Report each line of the entries below that has the word "Hochzeitsposen" in it.

> Web page and app entries
┄┄┄┄┄┄
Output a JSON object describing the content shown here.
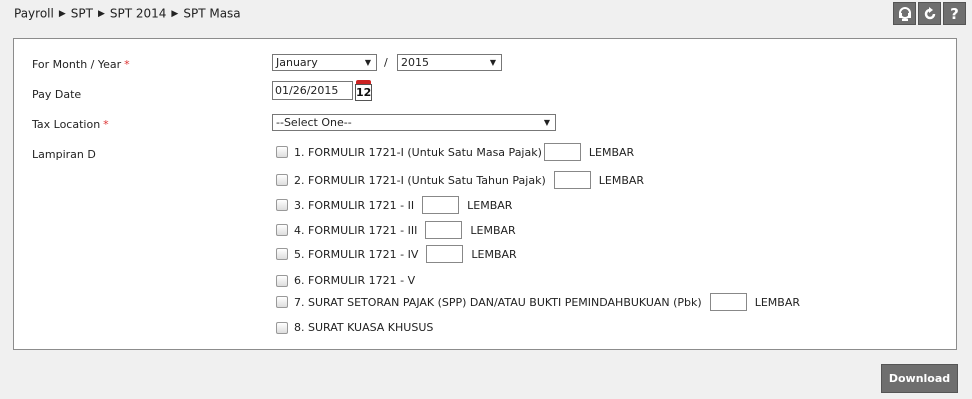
{
  "breadcrumb": [
    "Payroll",
    "SPT",
    "SPT 2014",
    "SPT Masa"
  ],
  "toolbar": {
    "help_label": "?"
  },
  "form": {
    "month_year_label": "For Month / Year",
    "required_mark": "*",
    "month_value": "January",
    "year_separator": "/",
    "year_value": "2015",
    "pay_date_label": "Pay Date",
    "pay_date_value": "01/26/2015",
    "calendar_day": "12",
    "tax_location_label": "Tax Location",
    "tax_location_value": "--Select One--",
    "lampiran_label": "Lampiran D",
    "unit_label": "LEMBAR",
    "items": [
      "1. FORMULIR 1721-I (Untuk Satu Masa Pajak)",
      "2. FORMULIR 1721-I (Untuk Satu Tahun Pajak)",
      "3. FORMULIR 1721 - II",
      "4. FORMULIR 1721 - III",
      "5. FORMULIR 1721 - IV",
      "6. FORMULIR 1721 - V",
      "7. SURAT SETORAN PAJAK (SPP) DAN/ATAU BUKTI PEMINDAHBUKUAN (Pbk)",
      "8. SURAT KUASA KHUSUS"
    ]
  },
  "download_label": "Download",
  "colors": {
    "button_bg": "#6e6e6e",
    "required": "#dd3333"
  }
}
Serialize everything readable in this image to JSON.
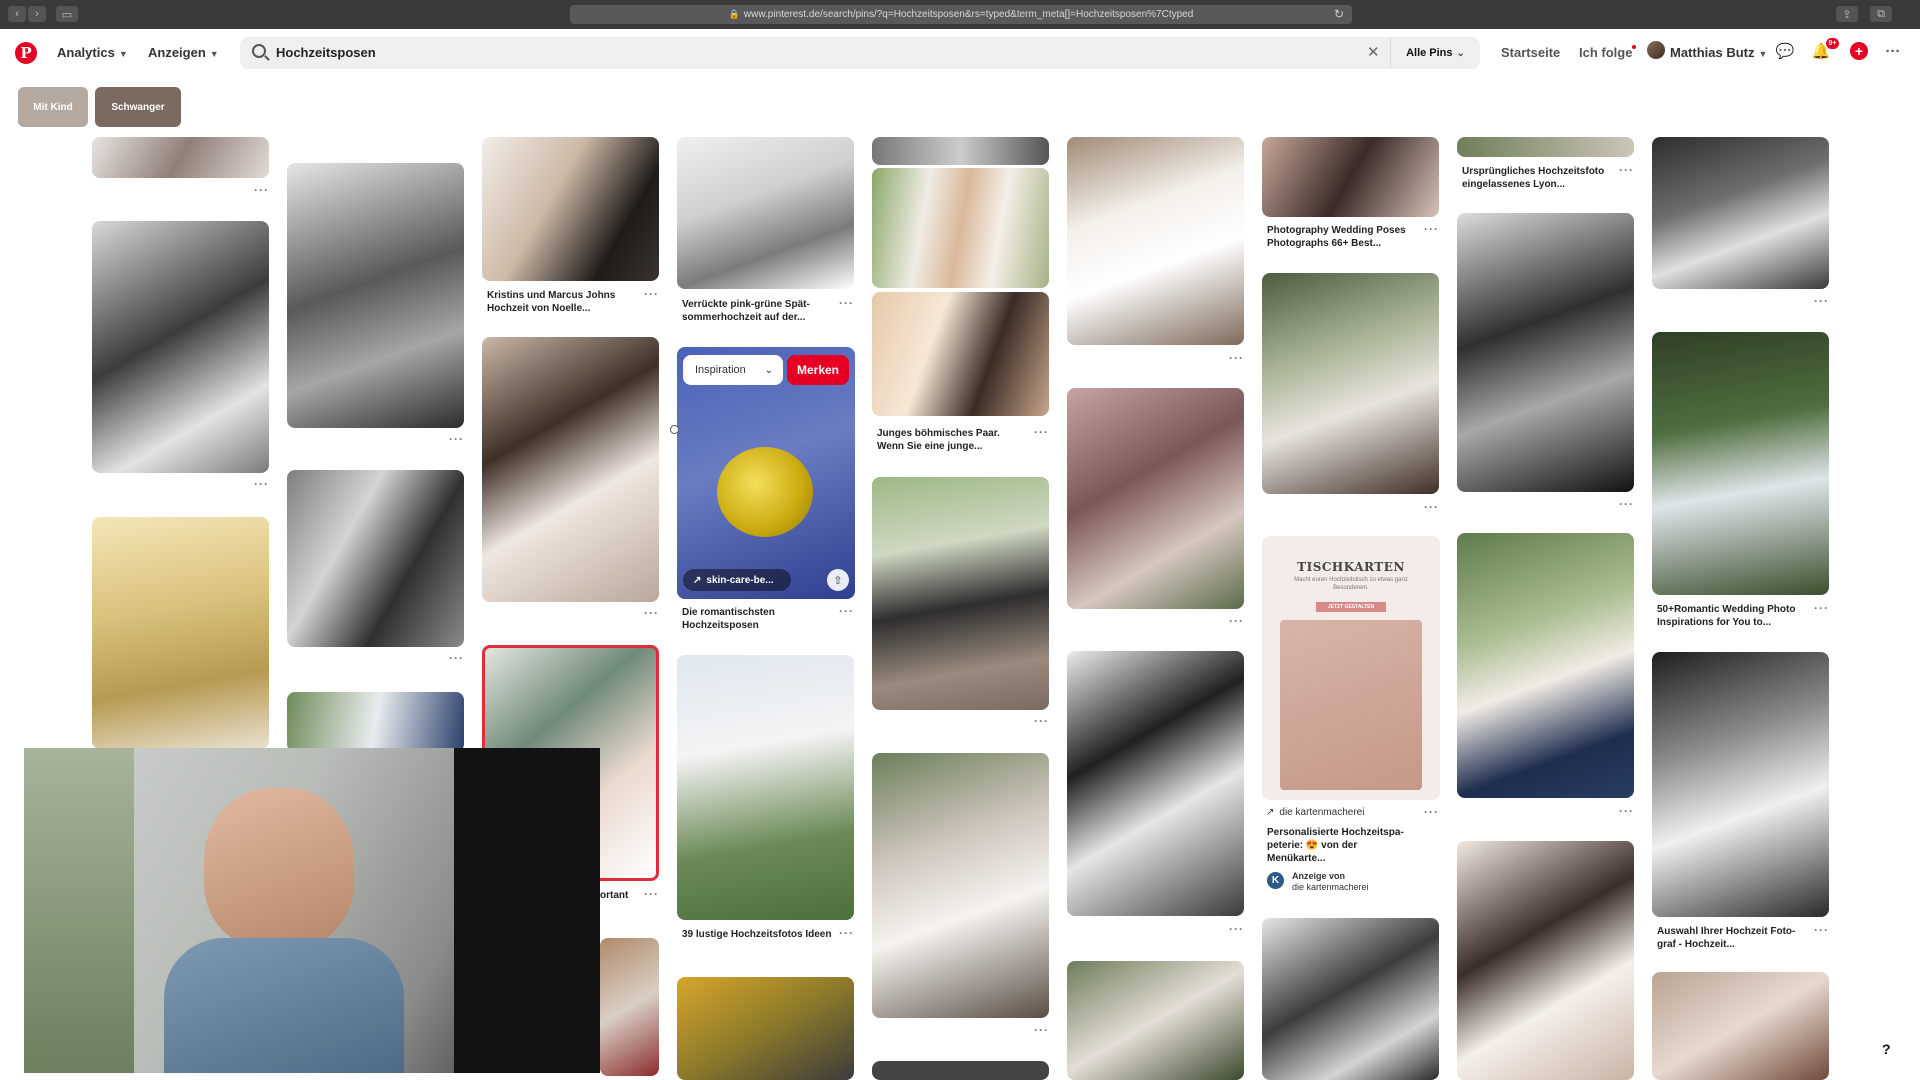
{
  "browser": {
    "url": "www.pinterest.de/search/pins/?q=Hochzeitsposen&rs=typed&term_meta[]=Hochzeitsposen%7Ctyped"
  },
  "header": {
    "nav": {
      "analytics": "Analytics",
      "ads": "Anzeigen"
    },
    "search": {
      "query": "Hochzeitsposen",
      "scope": "Alle Pins"
    },
    "links": {
      "home": "Startseite",
      "following": "Ich folge",
      "user": "Matthias Butz"
    },
    "notification_count": "9+"
  },
  "filters": [
    {
      "label": "Mit Kind",
      "color": "#b5a99f"
    },
    {
      "label": "Schwanger",
      "color": "#7a6a5f"
    }
  ],
  "pins": {
    "c3_title": "Kristins und Marcus Johns Hochzeit von Noelle...",
    "c4_title": "Verrückte pink-grüne Spät-sommerhochzeit auf der...",
    "c4_hover_title": "Die romantischsten Hochzeitsposen",
    "c4_bottom_title": "39 lustige Hochzeitsfotos Ideen",
    "c5_title": "Junges böhmisches Paar. Wenn Sie eine junge...",
    "c7_top_title": "Photography Wedding Poses Photographs 66+ Best...",
    "c8_top_title": "Ursprüngliches Hochzeitsfoto eingelassenes Lyon...",
    "c9_mid_title": "50+Romantic Wedding Photo Inspirations for You to...",
    "c9_bottom_title": "Auswahl Ihrer Hochzeit Foto-graf - Hochzeit...",
    "c3_partial_title": "ortant"
  },
  "hover_pin": {
    "board_select": "Inspiration",
    "save_label": "Merken",
    "source_link": "skin-care-be..."
  },
  "ad_pin": {
    "heading": "TISCHKARTEN",
    "subheading": "Macht euren Hochzeitstisch zu etwas ganz Besonderem.",
    "cta": "JETZT GESTALTEN",
    "source": "die kartenmacherei",
    "title": "Personalisierte Hochzeitspa-peterie: 😍 von der Menükarte...",
    "ad_label": "Anzeige von",
    "advertiser": "die kartenmacherei"
  },
  "more_icon": "···",
  "help": "?"
}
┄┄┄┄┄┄
> PROBLEM SOLUTION
    "url": "www.pinterest.de/search/pins/?q=Hochzeitsposen&rs=typed&term_meta[]=Hochzeitsposen%7Ctyped"
      "query": "Hochzeitsposen",
    "c4_hover_title": "Die romantischsten Hochzeitsposen",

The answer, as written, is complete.